---- Source data
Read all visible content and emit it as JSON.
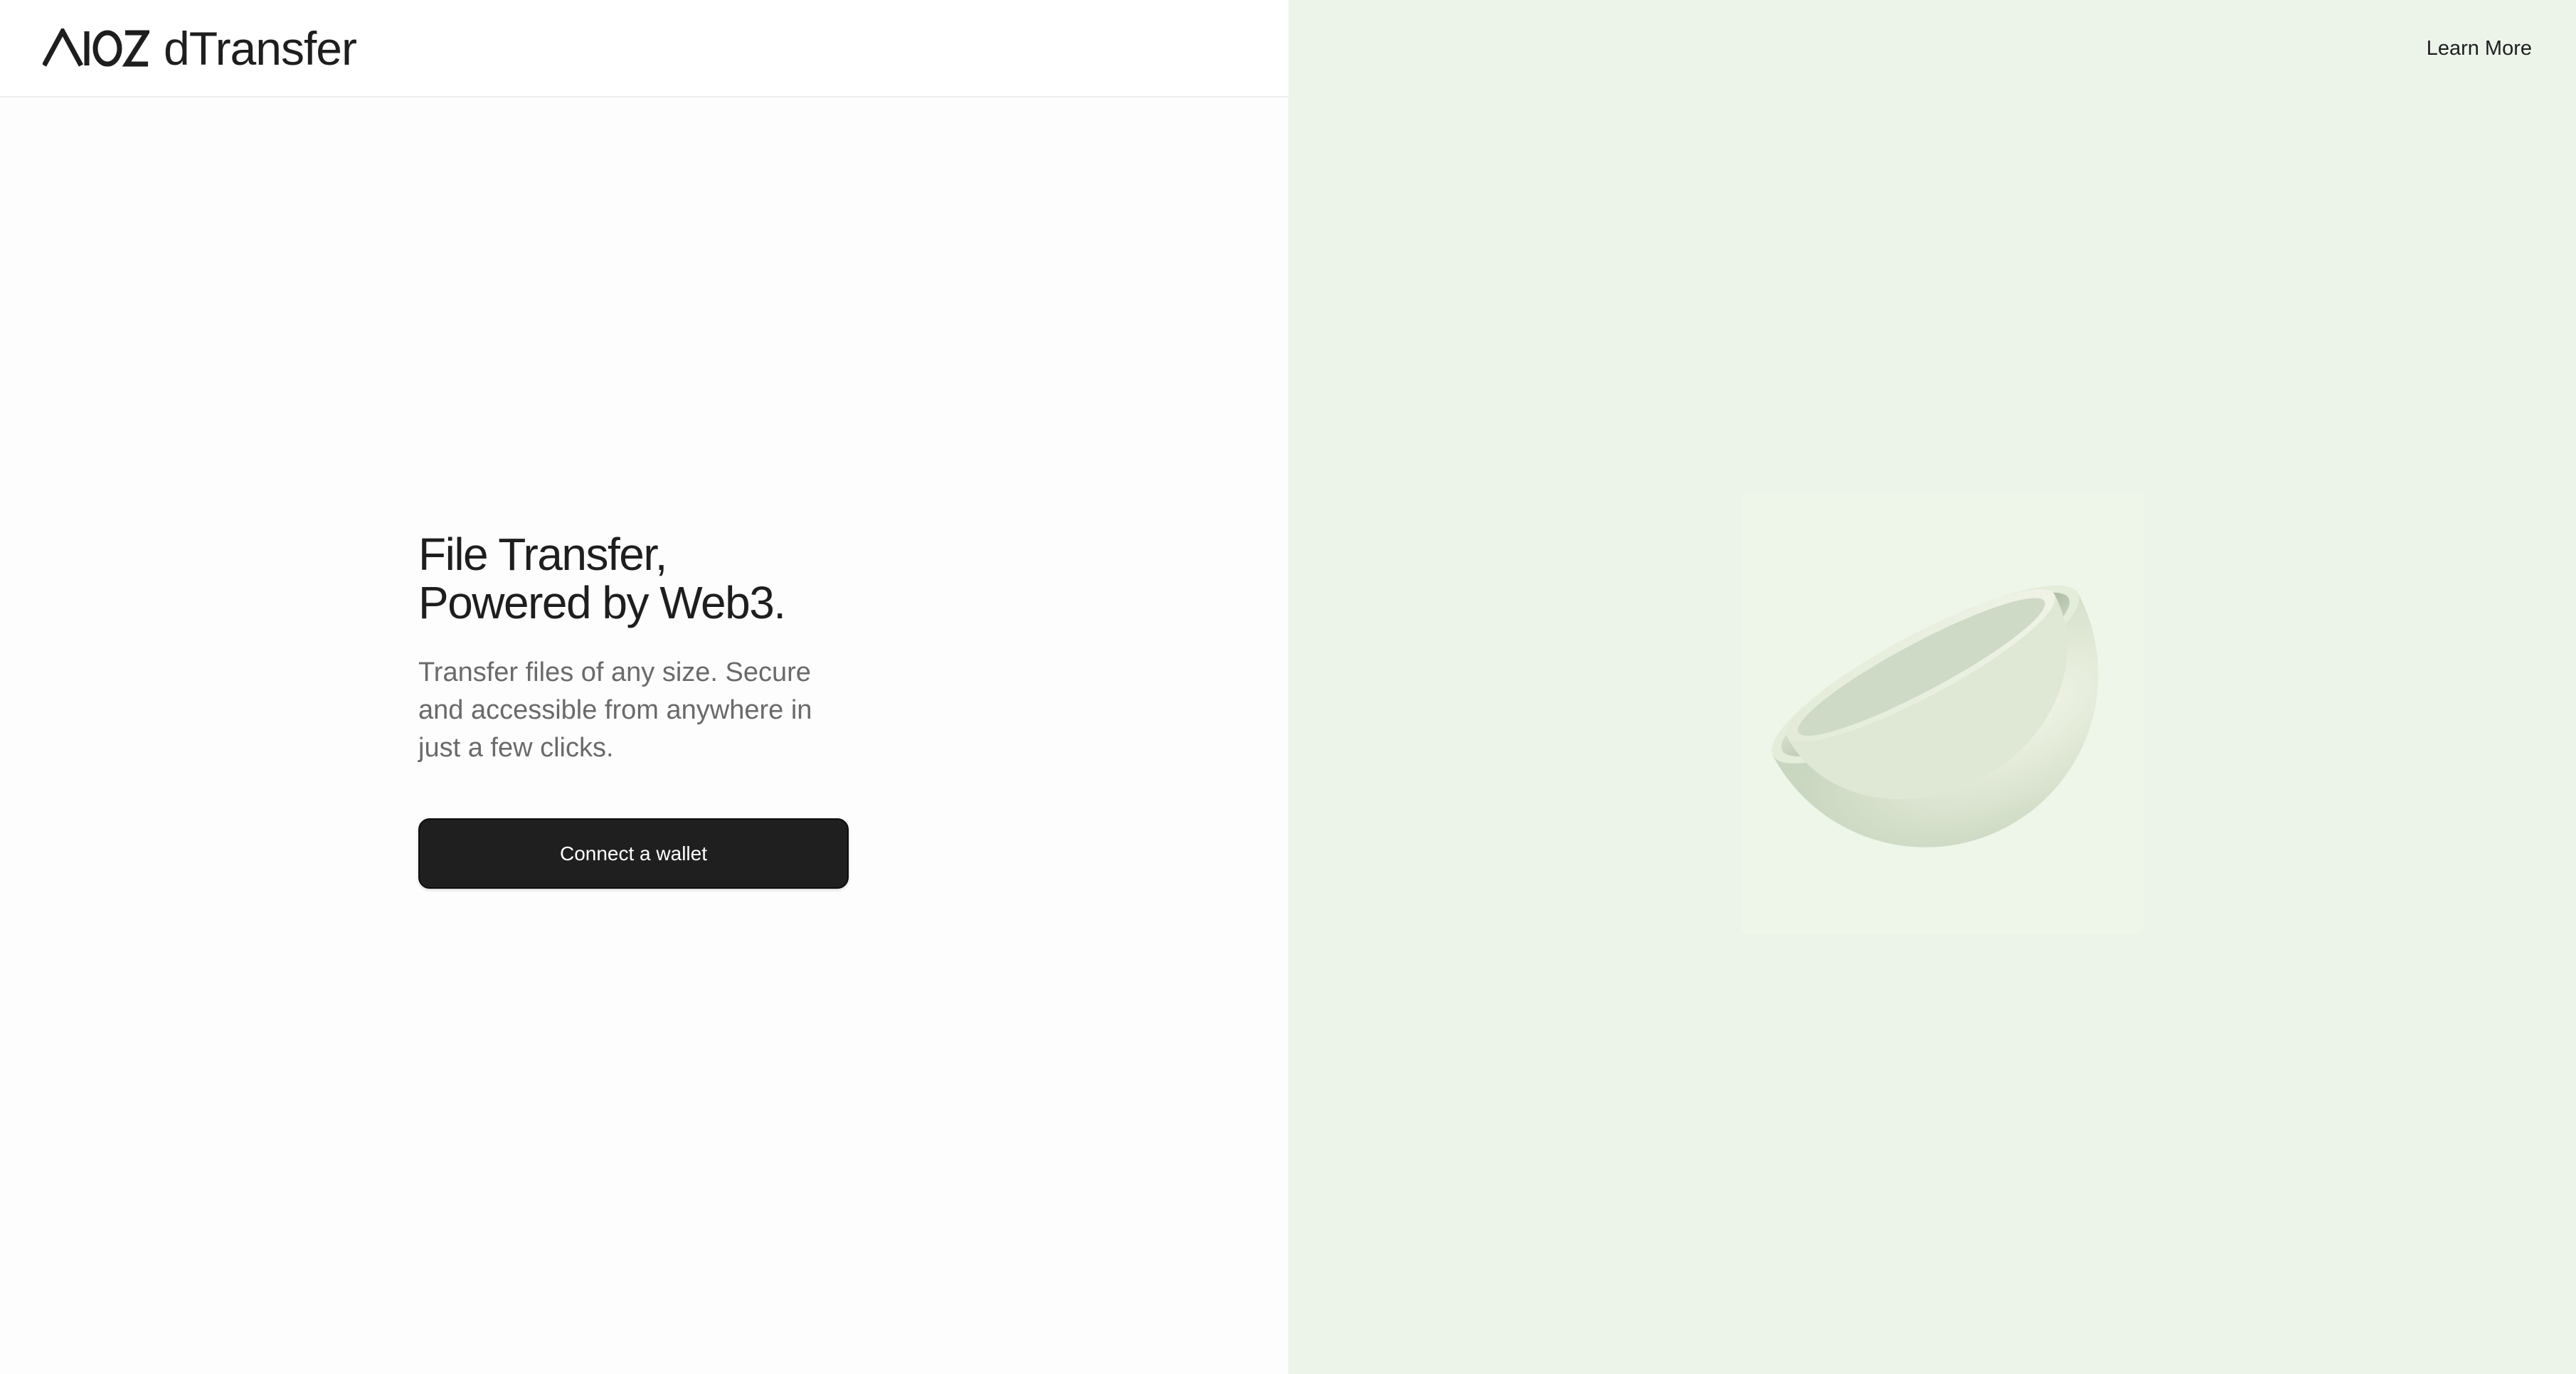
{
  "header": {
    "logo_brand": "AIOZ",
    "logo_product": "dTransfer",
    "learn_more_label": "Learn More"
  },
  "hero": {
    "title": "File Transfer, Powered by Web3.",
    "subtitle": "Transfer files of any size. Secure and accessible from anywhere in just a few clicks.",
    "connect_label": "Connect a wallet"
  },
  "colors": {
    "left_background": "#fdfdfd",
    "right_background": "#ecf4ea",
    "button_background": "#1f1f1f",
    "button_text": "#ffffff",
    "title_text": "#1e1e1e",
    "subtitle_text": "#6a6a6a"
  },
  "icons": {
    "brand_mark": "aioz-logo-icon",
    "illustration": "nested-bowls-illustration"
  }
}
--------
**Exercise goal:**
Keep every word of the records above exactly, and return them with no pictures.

**Output of the task:**
Read all visible content and emit it as JSON.
{
  "header": {
    "logo_brand": "AIOZ",
    "logo_product": "dTransfer",
    "learn_more_label": "Learn More"
  },
  "hero": {
    "title": "File Transfer, Powered by Web3.",
    "subtitle": "Transfer files of any size. Secure and accessible from anywhere in just a few clicks.",
    "connect_label": "Connect a wallet"
  },
  "colors": {
    "left_background": "#fdfdfd",
    "right_background": "#ecf4ea",
    "button_background": "#1f1f1f",
    "button_text": "#ffffff",
    "title_text": "#1e1e1e",
    "subtitle_text": "#6a6a6a"
  },
  "icons": {
    "brand_mark": "aioz-logo-icon",
    "illustration": "nested-bowls-illustration"
  }
}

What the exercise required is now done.